So I took over. Which is so wrong, but the appointment with a different psychiatrist isn’t until the end of the month and this dysphoric mania needs to be stamped out as quickly as possible because it is psychologically, physically and emotionally difficult, damaging and unsustainable. The support network my husband has will disappear if it doesn’t.
For a start, I increased the epilim. First to 400mg then to 600mg a week later. This is the ‘starting’ dose that is recommended, he was on 200mg (which when combined with lexapro let the dysphoric mania flourish). I also stopped the lexapro. Today he starts 800mg of Epilim and tomorrow he goes back to the GP, to discuss a further plan to continue the increase, until the HYPOMANIA GOES AWAY. On 600mg it is still present.
He also seems to need 3 doses a day instead of 2, and beyond where it is right now, working out how to split the amount is important. I think more in the day than the night due to the wearing off. I know some take it 3 times due to a similar issue. The night dose I think should be smallest particularly as it is not sedating him in any way, and the fast-action means any higher dose at night may be wasted during sleep.
I am not a doctor. I don’t have the legal right to make these changes. I’ve read until my brain feels like falling out. I’ve looked for reputable information, prescriber services, deciphered information meant for professionals AND have looked at personal accounts. And I have reached the limits. I know it needs to go up, I know until ‘when’ and I know the maximum dose plus recommended daily dose based on mg/kg. I just don’t know how to do that. And I can’t take blood 😛
So this – this makes me want to be a psychiatrist. So I can be competent.
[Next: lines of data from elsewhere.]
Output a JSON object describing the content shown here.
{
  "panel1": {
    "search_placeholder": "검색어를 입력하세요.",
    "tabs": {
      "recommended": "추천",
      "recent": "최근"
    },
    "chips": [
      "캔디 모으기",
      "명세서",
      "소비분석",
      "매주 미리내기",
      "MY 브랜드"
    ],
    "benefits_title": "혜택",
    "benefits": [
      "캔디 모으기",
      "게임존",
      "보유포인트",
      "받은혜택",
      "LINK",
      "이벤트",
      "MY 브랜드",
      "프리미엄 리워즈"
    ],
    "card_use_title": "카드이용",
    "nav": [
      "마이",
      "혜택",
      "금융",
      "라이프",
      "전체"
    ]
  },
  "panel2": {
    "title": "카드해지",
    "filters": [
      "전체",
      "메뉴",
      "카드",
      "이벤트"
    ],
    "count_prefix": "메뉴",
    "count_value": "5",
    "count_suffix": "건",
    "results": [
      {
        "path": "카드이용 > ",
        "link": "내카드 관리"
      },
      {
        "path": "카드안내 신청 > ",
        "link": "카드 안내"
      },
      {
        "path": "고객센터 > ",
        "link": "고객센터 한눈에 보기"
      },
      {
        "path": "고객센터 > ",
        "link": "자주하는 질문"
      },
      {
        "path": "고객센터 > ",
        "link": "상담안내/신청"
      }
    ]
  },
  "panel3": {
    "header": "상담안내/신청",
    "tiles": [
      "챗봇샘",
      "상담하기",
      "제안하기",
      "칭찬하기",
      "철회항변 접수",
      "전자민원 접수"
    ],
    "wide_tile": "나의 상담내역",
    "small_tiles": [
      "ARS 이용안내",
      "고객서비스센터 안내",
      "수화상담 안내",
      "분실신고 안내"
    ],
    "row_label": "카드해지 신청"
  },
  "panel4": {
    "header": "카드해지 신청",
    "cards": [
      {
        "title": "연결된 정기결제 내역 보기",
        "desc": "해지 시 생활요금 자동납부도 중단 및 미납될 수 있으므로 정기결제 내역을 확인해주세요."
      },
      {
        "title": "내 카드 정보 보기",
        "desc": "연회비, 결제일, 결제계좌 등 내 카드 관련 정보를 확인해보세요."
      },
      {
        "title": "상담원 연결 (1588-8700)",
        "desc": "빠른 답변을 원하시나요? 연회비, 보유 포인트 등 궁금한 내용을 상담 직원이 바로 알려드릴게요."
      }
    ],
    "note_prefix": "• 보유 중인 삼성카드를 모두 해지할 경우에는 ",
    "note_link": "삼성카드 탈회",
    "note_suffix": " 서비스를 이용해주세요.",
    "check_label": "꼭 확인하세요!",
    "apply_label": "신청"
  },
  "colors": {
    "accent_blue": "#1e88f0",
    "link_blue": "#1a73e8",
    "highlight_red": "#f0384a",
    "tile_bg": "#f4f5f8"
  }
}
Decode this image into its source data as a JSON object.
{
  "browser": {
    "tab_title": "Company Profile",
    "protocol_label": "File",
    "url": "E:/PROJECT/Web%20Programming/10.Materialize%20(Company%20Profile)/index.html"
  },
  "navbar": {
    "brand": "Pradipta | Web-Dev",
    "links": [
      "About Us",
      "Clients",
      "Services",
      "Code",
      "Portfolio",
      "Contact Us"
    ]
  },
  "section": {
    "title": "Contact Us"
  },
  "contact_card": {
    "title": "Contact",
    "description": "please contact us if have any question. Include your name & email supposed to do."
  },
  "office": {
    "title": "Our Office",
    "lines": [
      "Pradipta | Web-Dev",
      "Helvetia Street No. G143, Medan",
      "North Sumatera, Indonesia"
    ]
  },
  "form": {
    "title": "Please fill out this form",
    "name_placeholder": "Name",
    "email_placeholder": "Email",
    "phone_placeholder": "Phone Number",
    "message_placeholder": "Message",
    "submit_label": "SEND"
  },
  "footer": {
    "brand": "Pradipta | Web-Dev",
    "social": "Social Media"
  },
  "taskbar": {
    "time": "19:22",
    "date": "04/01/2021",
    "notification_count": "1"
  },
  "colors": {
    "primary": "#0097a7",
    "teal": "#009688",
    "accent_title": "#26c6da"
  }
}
So I can pay attention to clients and patients. So I can give GOOD recommendations. And I can make changes that are glaringly obviously required.